More and more people are getting married a second time and find themselves with two families. Estate planning for one family is hard enough, but it can be quite complex if you have a second one to provide for.
That’s why I thought it would be helpful for me to post this article I found on Yahoo Finance last week. It deals with the issues that families with a mix of biological children, stepchildren, first spouses and second spouses must face.
If you find yourself in this position, you don’t want to leave your heirs from the two families to fight it out over who gets what. The article lists the six most important things to remember when estate planning for a blended family.
Here are the six things to keep in mind, at least as outlined in the article:
- It depends on how long your family has been together. If you and your second spouse married when your children were still young, or you had children together, you are really one big family. You should proceed with your will as if all your children were your biological children and your second spouse is your first spouse. But if your children were teenagers or adults when you remarried, things are different. You may want to make separate provisions for your biological children and your stepchildren.

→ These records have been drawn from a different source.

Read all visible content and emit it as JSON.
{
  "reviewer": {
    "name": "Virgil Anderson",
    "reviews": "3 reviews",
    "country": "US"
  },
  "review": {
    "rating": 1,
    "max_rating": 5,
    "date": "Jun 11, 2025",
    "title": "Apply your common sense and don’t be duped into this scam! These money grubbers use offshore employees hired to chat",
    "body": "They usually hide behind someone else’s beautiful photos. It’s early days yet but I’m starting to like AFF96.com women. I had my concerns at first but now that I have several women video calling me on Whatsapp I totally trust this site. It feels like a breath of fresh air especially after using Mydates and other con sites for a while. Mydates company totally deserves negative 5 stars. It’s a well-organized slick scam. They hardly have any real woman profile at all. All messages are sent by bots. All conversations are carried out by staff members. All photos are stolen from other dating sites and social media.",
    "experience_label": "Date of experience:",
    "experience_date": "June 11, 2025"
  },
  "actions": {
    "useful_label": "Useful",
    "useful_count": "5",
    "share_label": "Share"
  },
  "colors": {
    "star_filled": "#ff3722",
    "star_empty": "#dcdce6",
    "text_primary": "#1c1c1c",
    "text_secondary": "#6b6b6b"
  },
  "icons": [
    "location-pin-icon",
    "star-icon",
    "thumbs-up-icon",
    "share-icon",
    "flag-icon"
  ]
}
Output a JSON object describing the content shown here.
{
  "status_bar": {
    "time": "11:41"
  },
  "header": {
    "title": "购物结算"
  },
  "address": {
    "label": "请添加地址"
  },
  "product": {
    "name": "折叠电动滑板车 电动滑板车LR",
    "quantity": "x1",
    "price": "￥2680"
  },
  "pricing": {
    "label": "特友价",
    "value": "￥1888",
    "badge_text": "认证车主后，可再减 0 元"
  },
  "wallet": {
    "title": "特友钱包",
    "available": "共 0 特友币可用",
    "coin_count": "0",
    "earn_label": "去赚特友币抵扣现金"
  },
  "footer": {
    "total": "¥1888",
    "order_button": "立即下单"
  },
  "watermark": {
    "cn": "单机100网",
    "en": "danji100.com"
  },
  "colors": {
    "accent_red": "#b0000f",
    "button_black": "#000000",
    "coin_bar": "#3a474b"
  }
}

- Make provisions for your second spouse, but first make plans to provide for your children immediately. They should not have to wait until your second spouse dies before getting an inheritance.
- Make a plan for your home. If your children grew up in your home, they may have more of a claim to it than does your second spouse. If they never grew up there, it belongs to your second spouse.
- Taxes are less important than family harmony. Equal distribution may trump taxes, If you leave everything to your spouse to save on taxes, your children won’t be happy.
- Communicate with everyone, either one at a time or as a group. It may be uncomfortable, but it will work out better, especially if you tell them your ideas and ask for their input.
- Make sure you have the right experts. The right estate planning lawyer and financial planner are critical. You may even need a family therapist.
Planning for blended families can be challenging. But each family’s circumstances are different. I would be happy to review the options that best suit your family’s particular situation.